During his landmark comments Senator Mitchell recalled his visit to Omagh Leisure Centre with President Clinton days after the attack, and the powerful effect of meeting with victims’ families for several hours.
He spoke of his admiration for Claire Bowes (nee Gallagher) who lost her sight in the explosion, and Michael Monaghan who tragically lost three generations of his family “and a fourth one on the way” to the Real IRA bombers.
Addressing the survivors, he said, “It’s an enormous tragedy and failure of the justice system that no one has ever spent a day in prison for this terrible atrocity.
“I’m completely sympathetic with the victims, their anger and their outrage at that,” he added.
“To think that some murderer who – I can’t even begin to think what could be in anyone’s mind – doing something like this, would cause so much devastation and damage. And for no one to spend a day in prison for that.

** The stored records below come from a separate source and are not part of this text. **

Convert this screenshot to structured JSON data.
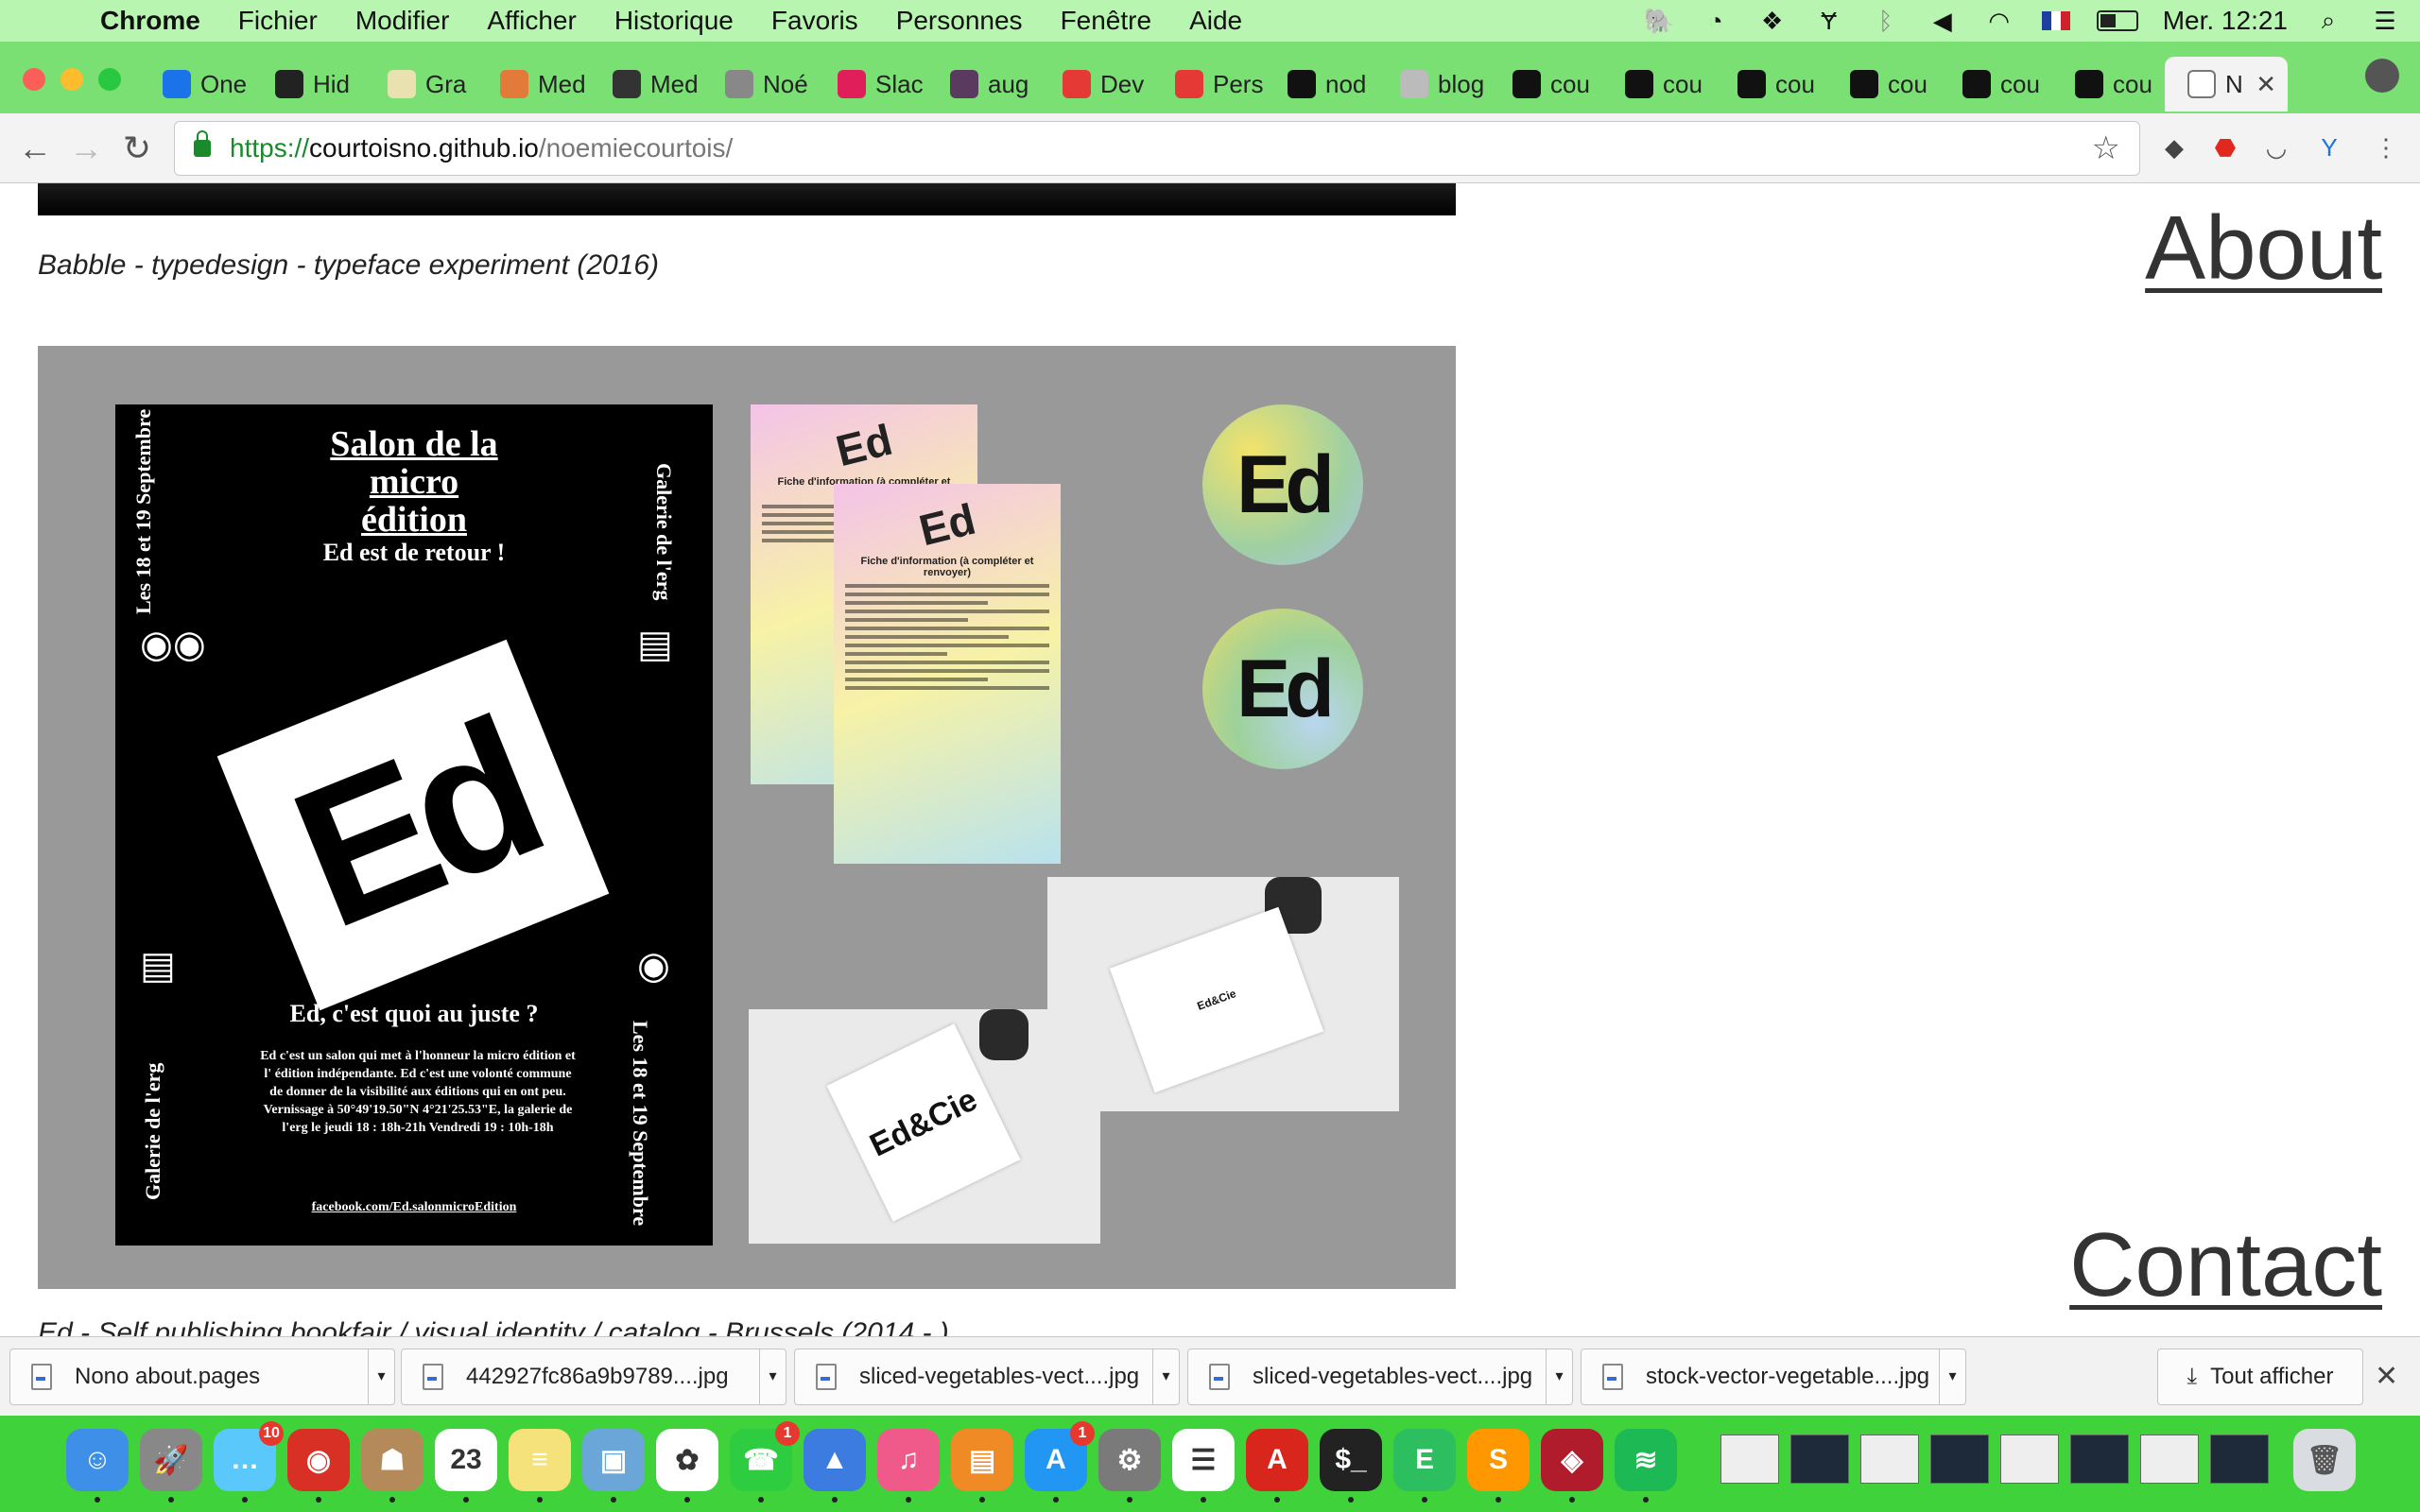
{
  "menubar": {
    "apple": "",
    "app_name": "Chrome",
    "menus": [
      "Fichier",
      "Modifier",
      "Afficher",
      "Historique",
      "Favoris",
      "Personnes",
      "Fenêtre",
      "Aide"
    ],
    "clock": "Mer. 12:21"
  },
  "tabs": [
    {
      "label": "One",
      "icon": "y-icon",
      "color": "#1a73e8"
    },
    {
      "label": "Hid",
      "icon": "hidden-icon",
      "color": "#222222"
    },
    {
      "label": "Gra",
      "icon": "grammar-icon",
      "color": "#e9e2b0"
    },
    {
      "label": "Med",
      "icon": "medium-icon",
      "color": "#e27b3a"
    },
    {
      "label": "Med",
      "icon": "webflow-icon",
      "color": "#333333"
    },
    {
      "label": "Noé",
      "icon": "peace-icon",
      "color": "#888888"
    },
    {
      "label": "Slac",
      "icon": "slack-icon",
      "color": "#e01e5a"
    },
    {
      "label": "aug",
      "icon": "hash-icon",
      "color": "#5b3a60"
    },
    {
      "label": "Dev",
      "icon": "gear-red-icon",
      "color": "#e53935"
    },
    {
      "label": "Pers",
      "icon": "gear-red-icon",
      "color": "#e53935"
    },
    {
      "label": "nod",
      "icon": "github-icon",
      "color": "#111111"
    },
    {
      "label": "blog",
      "icon": "page-icon",
      "color": "#bbbbbb"
    },
    {
      "label": "cou",
      "icon": "github-icon",
      "color": "#111111"
    },
    {
      "label": "cou",
      "icon": "github-icon",
      "color": "#111111"
    },
    {
      "label": "cou",
      "icon": "github-icon",
      "color": "#111111"
    },
    {
      "label": "cou",
      "icon": "github-icon",
      "color": "#111111"
    },
    {
      "label": "cou",
      "icon": "github-icon",
      "color": "#111111"
    },
    {
      "label": "cou",
      "icon": "github-icon",
      "color": "#111111"
    }
  ],
  "active_tab": {
    "label": "N"
  },
  "address": {
    "scheme": "https://",
    "host": "courtoisno.github.io",
    "path": "/noemiecourtois/"
  },
  "page": {
    "caption_top": "Babble - typedesign - typeface experiment (2016)",
    "nav_about": "About",
    "nav_contact": "Contact",
    "caption_bottom": "Ed - Self publishing bookfair / visual identity / catalog - Brussels (2014 - )",
    "poster": {
      "title": "Salon de la micro édition",
      "subtitle": "Ed est de retour !",
      "logo": "Ed",
      "question": "Ed, c'est quoi au juste ?",
      "body": "Ed c'est un salon qui met à l'honneur la micro édition et l' édition indépendante. Ed c'est une volonté commune de donner de la visibilité aux éditions qui en ont peu. Vernissage à 50°49'19.50\"N 4°21'25.53\"E, la galerie de l'erg le jeudi 18 : 18h-21h Vendredi 19 : 10h-18h",
      "link": "facebook.com/Ed.salonmicroEdition",
      "side_dates": "Les 18 et 19 Septembre",
      "side_place": "Galerie de l'erg",
      "side_coords": "50°49'19.50\"N 4°21'25.53\"E"
    },
    "flyer_title": "Fiche d'information (à compléter et renvoyer)",
    "sticker": "Ed",
    "card_text": "Ed&Cie"
  },
  "downloads": {
    "items": [
      "Nono about.pages",
      "442927fc86a9b9789....jpg",
      "sliced-vegetables-vect....jpg",
      "sliced-vegetables-vect....jpg",
      "stock-vector-vegetable....jpg"
    ],
    "show_all": "Tout afficher"
  },
  "dock": {
    "items": [
      {
        "name": "finder",
        "color": "#3d8fe8",
        "glyph": "☺"
      },
      {
        "name": "launchpad",
        "color": "#888888",
        "glyph": "🚀"
      },
      {
        "name": "messages",
        "color": "#5ac8fa",
        "glyph": "…",
        "badge": "10"
      },
      {
        "name": "chrome",
        "color": "#d93025",
        "glyph": "◉"
      },
      {
        "name": "contacts",
        "color": "#b58a5a",
        "glyph": "☗"
      },
      {
        "name": "calendar",
        "color": "#ffffff",
        "glyph": "23"
      },
      {
        "name": "notes",
        "color": "#f5e27a",
        "glyph": "≡"
      },
      {
        "name": "preview",
        "color": "#6aa6d8",
        "glyph": "▣"
      },
      {
        "name": "photos",
        "color": "#ffffff",
        "glyph": "✿"
      },
      {
        "name": "facetime",
        "color": "#2ecc40",
        "glyph": "☎",
        "badge": "1"
      },
      {
        "name": "keynote",
        "color": "#3c7be0",
        "glyph": "▲"
      },
      {
        "name": "itunes",
        "color": "#f05a8a",
        "glyph": "♫"
      },
      {
        "name": "ibooks",
        "color": "#f08a24",
        "glyph": "▤"
      },
      {
        "name": "appstore",
        "color": "#2196f3",
        "glyph": "A",
        "badge": "1"
      },
      {
        "name": "system-preferences",
        "color": "#7a7a7a",
        "glyph": "⚙"
      },
      {
        "name": "reminders",
        "color": "#ffffff",
        "glyph": "☰"
      },
      {
        "name": "acrobat",
        "color": "#d8261d",
        "glyph": "A"
      },
      {
        "name": "terminal",
        "color": "#222222",
        "glyph": "$_"
      },
      {
        "name": "evernote",
        "color": "#2dbe60",
        "glyph": "E"
      },
      {
        "name": "sublime",
        "color": "#ff9800",
        "glyph": "S"
      },
      {
        "name": "mendeley",
        "color": "#b01c2c",
        "glyph": "◈"
      },
      {
        "name": "spotify",
        "color": "#1db954",
        "glyph": "≋"
      }
    ]
  }
}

“There remains an enormous failure.”
Senator Mitchell claimed a special connection to the town, while taking part in the discussion on sustaining peace and economic stability for Northern Ireland.
“It was such an awful, awful incident” he told the Irish-American audience. “I feel it personally, because I’ve been back to Omagh several times. And it’s such a terrible failure of the system.”
The former Maine politician and lawyer revealed in a recent book that he named his newborn daughter Claire, after being inspired by Omagh survivor and aspiring pianist, Claire Bowes (nee Gallagher).
Mr Mitchell who famously chaired the 1998 peace negotiations spoke on the Washington panel made up of former and current US Envoys to Northern Ireland from the Clinton, Bush and Obama White Houses.
The panel was contacted in the US capital by members of the Omagh Support and Self Help Group, whose question about the role of victims groups and justice after Good Friday dominated Tuesday’s wide ranging discussion.